As explained in the previous section, the Cartesi Rollups framework achieves scalability by moving the bulk of the computation outside the blockchain, using the ledger as a data source but not as an execution environment. As such, the solution contains both on-chain (layer-1) and off-chain (layer-2) components.
As explained before, Cartesi Machines provide DApp developers with an environment in which large scale verifiable computations can be executed. These machines are integrated with the on-chain smart contracts by a middleware that manages and controls the communication between them. As such, this middleware is responsible for first reading data from the layer-1 smart contracts, then sending them to the machine to be processed, and finally publishing their results back to the blockchain.

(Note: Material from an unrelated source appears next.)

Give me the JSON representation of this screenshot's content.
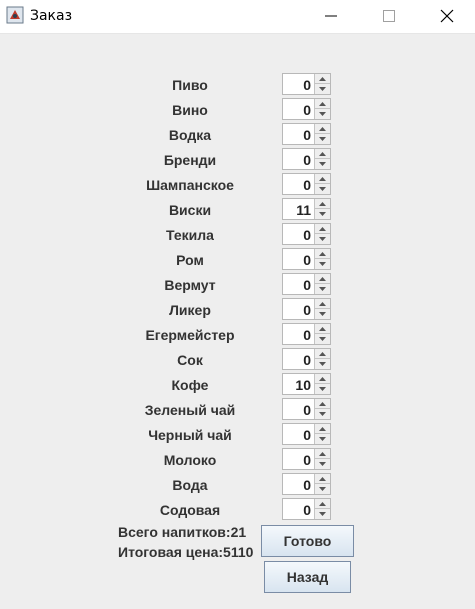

The Cartesi Node is the layer-2 component that consists of the combination of the Cartesi Machine and this middleware, and can be used by anyone interested in the rollups state of affairs. Put simply, Cartesi Nodes play a role that is similar to what Geth does on the Ethereum ecosystem: execution and retrieval of information.
In practice, there are two distinct kinds of agents that run Cartesi Nodes: users and validators. Each of them interacts with the on-chain rollups in different ways, and thus run different types of Cartesi Nodes:

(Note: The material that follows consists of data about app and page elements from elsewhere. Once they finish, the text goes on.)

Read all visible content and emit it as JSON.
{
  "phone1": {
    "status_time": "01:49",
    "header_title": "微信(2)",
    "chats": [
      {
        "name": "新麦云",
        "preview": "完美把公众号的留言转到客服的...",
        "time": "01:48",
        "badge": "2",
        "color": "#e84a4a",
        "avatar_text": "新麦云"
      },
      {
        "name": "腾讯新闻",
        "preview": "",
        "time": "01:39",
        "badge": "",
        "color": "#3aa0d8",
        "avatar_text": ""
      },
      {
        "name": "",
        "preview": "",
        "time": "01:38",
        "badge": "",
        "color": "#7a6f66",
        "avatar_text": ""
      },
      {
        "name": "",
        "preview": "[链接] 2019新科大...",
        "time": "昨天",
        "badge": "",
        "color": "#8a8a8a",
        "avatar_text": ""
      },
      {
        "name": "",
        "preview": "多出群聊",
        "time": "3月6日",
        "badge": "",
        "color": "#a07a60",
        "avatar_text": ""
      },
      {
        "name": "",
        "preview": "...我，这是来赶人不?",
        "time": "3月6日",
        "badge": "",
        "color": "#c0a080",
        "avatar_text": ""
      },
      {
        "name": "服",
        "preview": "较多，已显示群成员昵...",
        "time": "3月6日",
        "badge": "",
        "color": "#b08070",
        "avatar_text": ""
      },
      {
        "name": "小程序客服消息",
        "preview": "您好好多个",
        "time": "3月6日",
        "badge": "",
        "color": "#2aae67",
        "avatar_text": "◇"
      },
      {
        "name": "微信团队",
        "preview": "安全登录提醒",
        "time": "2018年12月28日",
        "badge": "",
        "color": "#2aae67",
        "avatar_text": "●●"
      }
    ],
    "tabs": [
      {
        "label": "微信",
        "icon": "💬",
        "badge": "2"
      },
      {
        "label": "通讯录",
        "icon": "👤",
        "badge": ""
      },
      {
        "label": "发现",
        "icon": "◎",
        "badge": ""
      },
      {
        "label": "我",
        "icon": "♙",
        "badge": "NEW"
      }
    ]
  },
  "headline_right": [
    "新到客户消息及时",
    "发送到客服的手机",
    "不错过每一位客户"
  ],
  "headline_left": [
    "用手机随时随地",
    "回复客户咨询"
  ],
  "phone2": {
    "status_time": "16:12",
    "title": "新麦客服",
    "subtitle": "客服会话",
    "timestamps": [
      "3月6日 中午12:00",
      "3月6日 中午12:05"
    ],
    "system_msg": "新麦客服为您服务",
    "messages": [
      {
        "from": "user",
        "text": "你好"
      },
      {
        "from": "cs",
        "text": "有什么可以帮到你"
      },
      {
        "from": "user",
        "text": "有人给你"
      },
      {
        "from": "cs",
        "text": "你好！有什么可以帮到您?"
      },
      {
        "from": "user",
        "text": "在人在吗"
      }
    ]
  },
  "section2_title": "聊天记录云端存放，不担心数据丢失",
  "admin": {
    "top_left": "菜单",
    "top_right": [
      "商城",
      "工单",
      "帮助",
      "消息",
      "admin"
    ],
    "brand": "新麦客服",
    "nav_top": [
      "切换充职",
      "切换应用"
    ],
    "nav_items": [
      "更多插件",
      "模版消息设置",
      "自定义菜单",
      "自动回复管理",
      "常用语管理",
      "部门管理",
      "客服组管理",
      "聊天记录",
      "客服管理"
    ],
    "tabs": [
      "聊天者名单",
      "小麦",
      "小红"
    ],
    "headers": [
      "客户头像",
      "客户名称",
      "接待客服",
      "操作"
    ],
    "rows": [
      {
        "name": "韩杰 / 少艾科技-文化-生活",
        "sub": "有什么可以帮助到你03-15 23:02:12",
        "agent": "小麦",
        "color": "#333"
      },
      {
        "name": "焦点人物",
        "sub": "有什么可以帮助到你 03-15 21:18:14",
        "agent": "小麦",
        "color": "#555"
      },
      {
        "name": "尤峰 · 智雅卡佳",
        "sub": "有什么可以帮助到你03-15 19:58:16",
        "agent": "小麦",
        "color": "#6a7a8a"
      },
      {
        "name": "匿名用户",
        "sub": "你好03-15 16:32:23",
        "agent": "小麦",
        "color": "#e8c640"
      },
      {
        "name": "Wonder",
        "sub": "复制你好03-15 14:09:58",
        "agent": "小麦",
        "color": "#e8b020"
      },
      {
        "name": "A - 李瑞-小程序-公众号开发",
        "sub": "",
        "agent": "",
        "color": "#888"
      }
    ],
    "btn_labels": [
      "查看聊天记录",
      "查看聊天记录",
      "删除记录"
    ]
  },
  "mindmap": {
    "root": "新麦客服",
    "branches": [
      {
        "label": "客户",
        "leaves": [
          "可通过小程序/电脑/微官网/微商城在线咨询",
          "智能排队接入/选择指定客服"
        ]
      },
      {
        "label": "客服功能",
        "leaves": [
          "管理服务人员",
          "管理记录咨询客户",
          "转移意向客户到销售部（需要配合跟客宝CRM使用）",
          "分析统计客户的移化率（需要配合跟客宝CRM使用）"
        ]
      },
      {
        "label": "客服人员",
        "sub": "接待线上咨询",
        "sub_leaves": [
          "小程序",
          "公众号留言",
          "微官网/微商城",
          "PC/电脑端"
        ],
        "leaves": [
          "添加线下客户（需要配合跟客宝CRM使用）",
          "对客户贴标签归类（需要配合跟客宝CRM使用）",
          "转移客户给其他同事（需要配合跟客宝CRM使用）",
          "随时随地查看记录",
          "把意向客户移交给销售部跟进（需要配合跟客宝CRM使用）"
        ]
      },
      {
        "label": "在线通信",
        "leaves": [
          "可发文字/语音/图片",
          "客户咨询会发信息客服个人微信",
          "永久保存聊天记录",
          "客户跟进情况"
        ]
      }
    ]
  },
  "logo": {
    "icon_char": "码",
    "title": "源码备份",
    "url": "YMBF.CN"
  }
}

- User or Reader Nodes, which are only involved in advancing the state of the off-chain machine, and making that state publicly available. They consume information from the blockchain but do not bother to enforce state updates, trusting that validators will ensure the validity of all on-chain state updates.
- Validator Nodes, which have more responsibility: they not only watch the blockchain but also fight possible dishonest validators to ensure the prevalence of honest claims for state updates. On the other hand, if Reader Nodes are available, validators do not need to expose endpoints for retrieving application state. Therefore, they can run in more secure environments and remain inaccessible to external clients and users.
In order to avoid over interacting with the blockchain, validators don't checkpoint every new state update on the off-chain machine. They do it at the end of an epoch, which is a batch of inputs that follow the same cycle. In order to end an epoch, all validators need to reach a consensus about the state of the machine after processing all the batched inputs. At this point, the outputs generated in the form of vouchers and notices are considered to be final, meaning that their contents can no longer be disputed.
A voucher is a combination of a target address and a payload in bytes. It is used by the off-chain machine to respond and interact with layer-1 smart contracts. Upon execution, a voucher sends a message to the target address with the payload as a parameter. Vouchers can be used for anything, ranging from providing liquidity in a DeFi protocol to withdrawing funds from the Portals. Vouchers can only be executed when the epoch in which they are contained is finalized, at which point a validity proof will be available to ensure layer-1 smart contracts can trust its content.
A notice is an arbitrary payload in bytes that is submitted by the off-chain machine for informational purposes. Similarly to vouchers, when the epoch containing a notice is finalized a proof will be produced so that the validity of the notice's content can be verified on-chain by any interested party.
A report is an application log or a piece of diagnostic information. Like a notice, it is represented by an arbitrary payload in bytes. However, a report is never associated with a proof and is thus not suitable for trustless interactions such as on-chain processing or convincing independent third parties of DApp outcomes. Reports are commonly used to indicate processing errors or to retrieve application information for display.
The Portals, as the name suggests, are used to teleport assets from the Ethereum blockchain to DApps running on Cartesi Rollups. Once deposited, those layer-1 assets gain a representation in layer-2 and are owned, there, by whomever the depositor assigned them to. After being teleported, layer-2 assets can be moved around in a significantly cheaper way, using simple inputs that are understood by the Linux logic.
When an asset is deposited, the Portal contract sends an input to the DApp’s inbox, describing the type of asset, amount, receivers, and some data the depositor might want the DApp to read. This allows deposits and instructions to be sent as a single layer-1 interaction. One could think of a Portal as a bank account, owned by the off-chain machine.
Anyone can deposit assets there but only the DApp — through its CartesiDApp contract — can decide on withdrawals. The withdrawal process is quite simple from a user perspective. An input is sent requesting a withdrawal, which gets processed and interpreted off-chain. If everything is correct, the machine creates a voucher destined to the appropriate Portal contract, ordering and finalizing that withdrawal request. Currently, we support the following types of assets: